The Cook by Maylis de Kerangal

When you’re young, and you’re making decisions about school subjects and careers, there are inevitably pressures. For some kids, their passions line-up with family or social expectations. Lucky them. For others, expectations can steer them away from what they’d really, really like to be doing. I think we all know of that person who desperately wanted to be a carpenter or an artist or in advertising, yet they come from a ‘family of doctors’ and suddenly find their Year 12 dominated by chemistry and biology rather than graphic design. Personally speaking, I traded a Forestry degree for Environmental Planning – I think I probably would have ended up in the same place regardless but I can’t deny that my mum’s concerns about my being posted as a park ranger somewhere remote, didn’t go unheard. Continue reading

Mãn by Kim Thúy

Mãn by Kim Thúy is a slip of a novel but looks can be deceptive – it’s a rich, melancholy tale about belonging.

Mãn has three mothers: the one who gives birth to her in wartime, the nun who plucks her from a vegetable garden, and her beloved Maman, who scarifies all that she can for her daughter.

‘In the distance, in the warm light, she saw me, and I became her daughter. She gave me a second birth by bringing me up in a big city, an anonymous elsewhere, behind a schoolyard, surrounded by children who envied me for having a mother who taught school and sold iced bananas.’ Continue reading

Antarctica on a Plate by Alexa Thomson
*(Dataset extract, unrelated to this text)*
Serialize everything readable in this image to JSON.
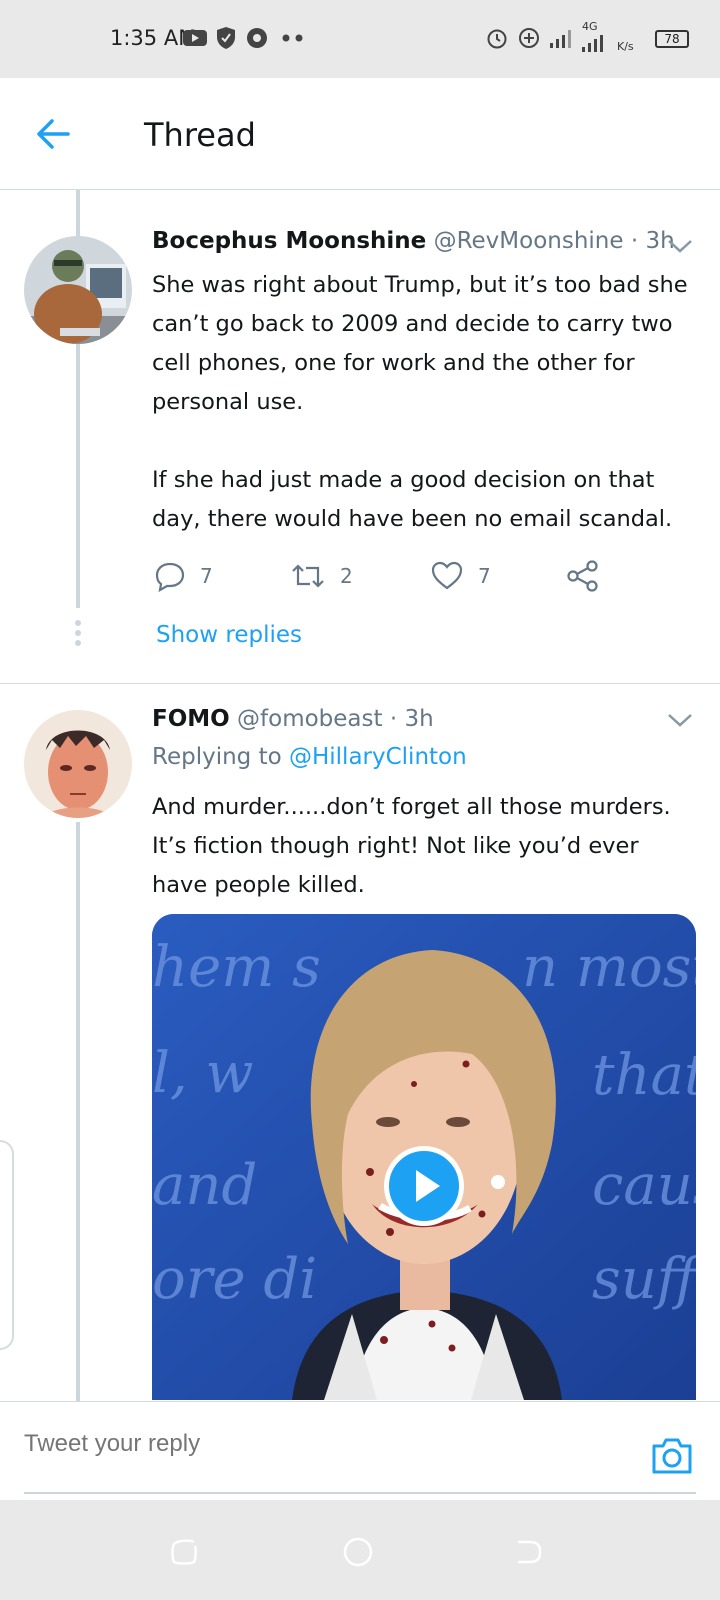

If you’re looking for a memoir about exploring, ice and braving the extremities of Antarctica, then Alexa Thomson’s Antarctica on a Plate is not for you. Yes, there’s ice but the focus is on the challenge of cooking large quantities of food on a small stove, and the fact that in Antarctica you never run out of freezer space. Continue reading

White Truffles in Winter by N. M. Kelby
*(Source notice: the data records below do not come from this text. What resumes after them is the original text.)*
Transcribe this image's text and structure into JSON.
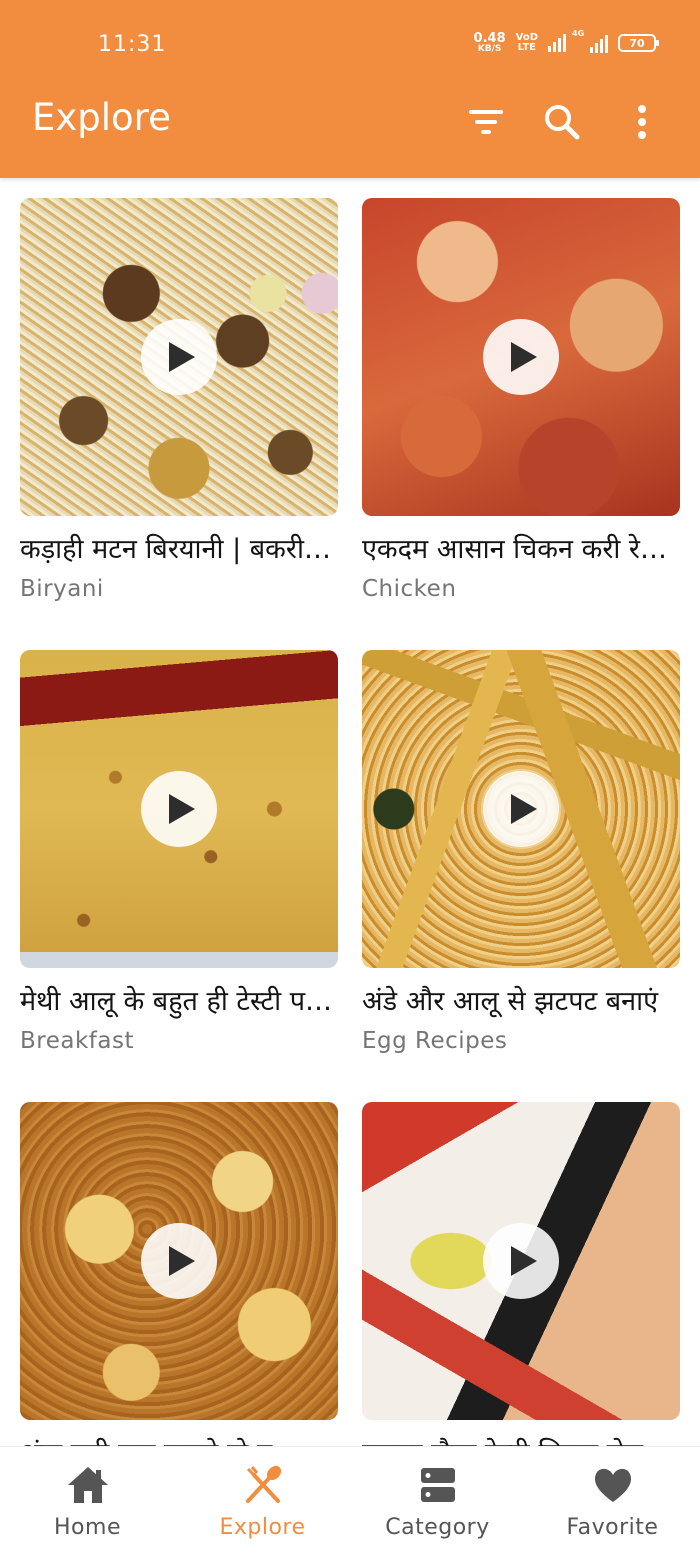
{
  "status_bar": {
    "time": "11:31",
    "net_speed_value": "0.48",
    "net_speed_unit": "KB/S",
    "volte_top": "VoD",
    "volte_bottom": "LTE",
    "network_tag": "4G",
    "battery": "70"
  },
  "header": {
    "title": "Explore",
    "background_color": "#F28C3F",
    "actions": [
      "filter-icon",
      "search-icon",
      "more-vert-icon"
    ]
  },
  "videos": [
    {
      "title": "कड़ाही मटन बिरयानी | बकरीद स्पेशल",
      "category": "Biryani"
    },
    {
      "title": "एकदम आसान चिकन करी रेसिपी",
      "category": "Chicken"
    },
    {
      "title": "मेथी आलू के बहुत ही टेस्टी पराठे",
      "category": "Breakfast"
    },
    {
      "title": "अंडे और आलू से झटपट बनाएं",
      "category": "Egg Recipes"
    },
    {
      "title": "अंडा करी बना सकते हो ब",
      "category": ""
    },
    {
      "title": "बाजार जैसा टेस्टी चिकन रोल",
      "category": ""
    }
  ],
  "bottom_nav": {
    "items": [
      {
        "label": "Home",
        "icon": "home-icon"
      },
      {
        "label": "Explore",
        "icon": "explore-icon"
      },
      {
        "label": "Category",
        "icon": "category-icon"
      },
      {
        "label": "Favorite",
        "icon": "heart-icon"
      }
    ],
    "active": "Explore",
    "active_color": "#F28C3F",
    "inactive_color": "#555555"
  }
}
I’ve just finished a story about a chef who won his wife in a pool game; worked in the finest hotels in the world; saved hundreds of people from a fire; cooked for kings and queens; had affairs with high-profile women; fought in wars; lived apart from his wife for decades but spent his last months with her; coined a word (deliciousness/ umami); and revolutionised the way kitchens were set up and run.
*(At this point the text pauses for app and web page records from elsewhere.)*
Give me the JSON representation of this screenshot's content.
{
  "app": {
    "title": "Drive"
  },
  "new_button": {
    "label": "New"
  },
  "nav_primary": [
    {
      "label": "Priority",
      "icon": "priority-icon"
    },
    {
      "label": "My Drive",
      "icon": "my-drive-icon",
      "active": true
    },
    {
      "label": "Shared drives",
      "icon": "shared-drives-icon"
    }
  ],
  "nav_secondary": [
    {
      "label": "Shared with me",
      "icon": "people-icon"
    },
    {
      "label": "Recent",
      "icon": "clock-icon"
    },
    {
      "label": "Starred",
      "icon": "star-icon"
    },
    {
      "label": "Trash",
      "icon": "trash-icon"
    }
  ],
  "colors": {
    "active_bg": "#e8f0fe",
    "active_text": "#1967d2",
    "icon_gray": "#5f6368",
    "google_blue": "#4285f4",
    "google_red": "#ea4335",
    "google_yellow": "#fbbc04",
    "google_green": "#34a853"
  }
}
It may sound like fiction but it’s all part of the life of French chef, Auguste Escoffier. It’s remarkable stuff. Yet with so much to work with, why did I find N. M. Kelby’s novel, White Truffles in Winter, bland? Continue reading

A Cook’s Tour by Anthony Bourdain

a-cooks-tour-anthony-bourdain

When it comes to writing about food, Anthony Bourdain pretty much redefined the genre in 2000 with Kitchen Confidential. His rock’n’roll tales from the kitchen were gripping and yet wonderfully repulsive. I’m not sure how he fills his days now, whether it’s behind a grill or a keyboard, but a number of books and documentaries followed Confidential, including my most recent read, A Cook’s Tour. Continue reading